Description of the task | Word for word, restate every line of the listing that follows.

Data excerpts START

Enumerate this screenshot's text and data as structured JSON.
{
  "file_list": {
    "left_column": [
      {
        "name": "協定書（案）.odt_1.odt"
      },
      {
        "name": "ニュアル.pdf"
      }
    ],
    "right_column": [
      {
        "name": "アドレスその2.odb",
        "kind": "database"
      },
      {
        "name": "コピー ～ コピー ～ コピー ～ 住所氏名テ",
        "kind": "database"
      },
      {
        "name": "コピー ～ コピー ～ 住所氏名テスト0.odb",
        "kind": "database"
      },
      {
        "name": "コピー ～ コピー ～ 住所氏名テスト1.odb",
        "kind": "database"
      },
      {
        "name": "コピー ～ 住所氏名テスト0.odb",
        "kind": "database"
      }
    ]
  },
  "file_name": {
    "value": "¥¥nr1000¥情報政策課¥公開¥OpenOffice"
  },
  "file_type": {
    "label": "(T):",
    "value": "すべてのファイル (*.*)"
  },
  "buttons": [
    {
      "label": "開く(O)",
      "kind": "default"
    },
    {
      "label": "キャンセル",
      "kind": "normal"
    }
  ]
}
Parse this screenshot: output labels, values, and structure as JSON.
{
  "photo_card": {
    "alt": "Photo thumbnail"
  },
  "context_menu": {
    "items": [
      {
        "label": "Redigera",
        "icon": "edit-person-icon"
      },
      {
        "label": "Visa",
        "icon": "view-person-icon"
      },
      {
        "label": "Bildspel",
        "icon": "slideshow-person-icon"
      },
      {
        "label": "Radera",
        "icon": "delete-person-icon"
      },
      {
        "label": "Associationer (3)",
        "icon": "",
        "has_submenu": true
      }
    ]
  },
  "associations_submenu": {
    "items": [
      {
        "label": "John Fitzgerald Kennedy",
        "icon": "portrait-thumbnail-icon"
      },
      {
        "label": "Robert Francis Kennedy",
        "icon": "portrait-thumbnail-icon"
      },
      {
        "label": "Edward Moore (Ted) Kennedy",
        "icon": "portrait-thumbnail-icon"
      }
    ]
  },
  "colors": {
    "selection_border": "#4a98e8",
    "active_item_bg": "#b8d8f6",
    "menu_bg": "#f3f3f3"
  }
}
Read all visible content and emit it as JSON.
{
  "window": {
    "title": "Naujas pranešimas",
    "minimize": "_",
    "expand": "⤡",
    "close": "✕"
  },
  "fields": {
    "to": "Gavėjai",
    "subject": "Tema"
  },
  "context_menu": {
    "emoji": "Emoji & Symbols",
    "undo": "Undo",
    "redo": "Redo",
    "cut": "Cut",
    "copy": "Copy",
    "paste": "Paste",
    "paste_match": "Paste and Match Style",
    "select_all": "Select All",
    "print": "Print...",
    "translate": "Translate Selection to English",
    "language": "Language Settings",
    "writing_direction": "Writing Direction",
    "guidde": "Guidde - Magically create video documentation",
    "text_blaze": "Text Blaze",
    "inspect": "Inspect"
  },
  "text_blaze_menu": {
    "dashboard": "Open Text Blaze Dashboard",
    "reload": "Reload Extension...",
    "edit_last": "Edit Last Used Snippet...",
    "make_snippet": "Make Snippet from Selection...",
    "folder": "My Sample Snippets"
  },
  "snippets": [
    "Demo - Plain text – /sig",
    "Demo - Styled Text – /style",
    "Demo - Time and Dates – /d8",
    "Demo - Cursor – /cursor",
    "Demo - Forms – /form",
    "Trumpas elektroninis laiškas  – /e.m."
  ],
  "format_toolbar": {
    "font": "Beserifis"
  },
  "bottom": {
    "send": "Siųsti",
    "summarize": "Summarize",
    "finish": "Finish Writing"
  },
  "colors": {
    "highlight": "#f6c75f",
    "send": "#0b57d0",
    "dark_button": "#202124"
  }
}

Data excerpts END

Response to the task |
Enumerate this screenshot's text and data as structured JSON.
{
  "file_list": {
    "left_column": [
      {
        "name": "協定書（案）.odt_1.odt"
      },
      {
        "name": "ニュアル.pdf"
      }
    ],
    "right_column": [
      {
        "name": "アドレスその2.odb",
        "kind": "database"
      },
      {
        "name": "コピー ～ コピー ～ コピー ～ 住所氏名テ",
        "kind": "database"
      },
      {
        "name": "コピー ～ コピー ～ 住所氏名テスト0.odb",
        "kind": "database"
      },
      {
        "name": "コピー ～ コピー ～ 住所氏名テスト1.odb",
        "kind": "database"
      },
      {
        "name": "コピー ～ 住所氏名テスト0.odb",
        "kind": "database"
      }
    ]
  },
  "file_name": {
    "value": "¥¥nr1000¥情報政策課¥公開¥OpenOffice"
  },
  "file_type": {
    "label": "(T):",
    "value": "すべてのファイル (*.*)"
  },
  "buttons": [
    {
      "label": "開く(O)",
      "kind": "default"
    },
    {
      "label": "キャンセル",
      "kind": "normal"
    }
  ]
}
Parse this screenshot: output labels, values, and structure as JSON.
{
  "photo_card": {
    "alt": "Photo thumbnail"
  },
  "context_menu": {
    "items": [
      {
        "label": "Redigera",
        "icon": "edit-person-icon"
      },
      {
        "label": "Visa",
        "icon": "view-person-icon"
      },
      {
        "label": "Bildspel",
        "icon": "slideshow-person-icon"
      },
      {
        "label": "Radera",
        "icon": "delete-person-icon"
      },
      {
        "label": "Associationer (3)",
        "icon": "",
        "has_submenu": true
      }
    ]
  },
  "associations_submenu": {
    "items": [
      {
        "label": "John Fitzgerald Kennedy",
        "icon": "portrait-thumbnail-icon"
      },
      {
        "label": "Robert Francis Kennedy",
        "icon": "portrait-thumbnail-icon"
      },
      {
        "label": "Edward Moore (Ted) Kennedy",
        "icon": "portrait-thumbnail-icon"
      }
    ]
  },
  "colors": {
    "selection_border": "#4a98e8",
    "active_item_bg": "#b8d8f6",
    "menu_bg": "#f3f3f3"
  }
}
Read all visible content and emit it as JSON.
{
  "window": {
    "title": "Naujas pranešimas",
    "minimize": "_",
    "expand": "⤡",
    "close": "✕"
  },
  "fields": {
    "to": "Gavėjai",
    "subject": "Tema"
  },
  "context_menu": {
    "emoji": "Emoji & Symbols",
    "undo": "Undo",
    "redo": "Redo",
    "cut": "Cut",
    "copy": "Copy",
    "paste": "Paste",
    "paste_match": "Paste and Match Style",
    "select_all": "Select All",
    "print": "Print...",
    "translate": "Translate Selection to English",
    "language": "Language Settings",
    "writing_direction": "Writing Direction",
    "guidde": "Guidde - Magically create video documentation",
    "text_blaze": "Text Blaze",
    "inspect": "Inspect"
  },
  "text_blaze_menu": {
    "dashboard": "Open Text Blaze Dashboard",
    "reload": "Reload Extension...",
    "edit_last": "Edit Last Used Snippet...",
    "make_snippet": "Make Snippet from Selection...",
    "folder": "My Sample Snippets"
  },
  "snippets": [
    "Demo - Plain text – /sig",
    "Demo - Styled Text – /style",
    "Demo - Time and Dates – /d8",
    "Demo - Cursor – /cursor",
    "Demo - Forms – /form",
    "Trumpas elektroninis laiškas  – /e.m."
  ],
  "format_toolbar": {
    "font": "Beserifis"
  },
  "bottom": {
    "send": "Siųsti",
    "summarize": "Summarize",
    "finish": "Finish Writing"
  },
  "colors": {
    "highlight": "#f6c75f",
    "send": "#0b57d0",
    "dark_button": "#202124"
  }
}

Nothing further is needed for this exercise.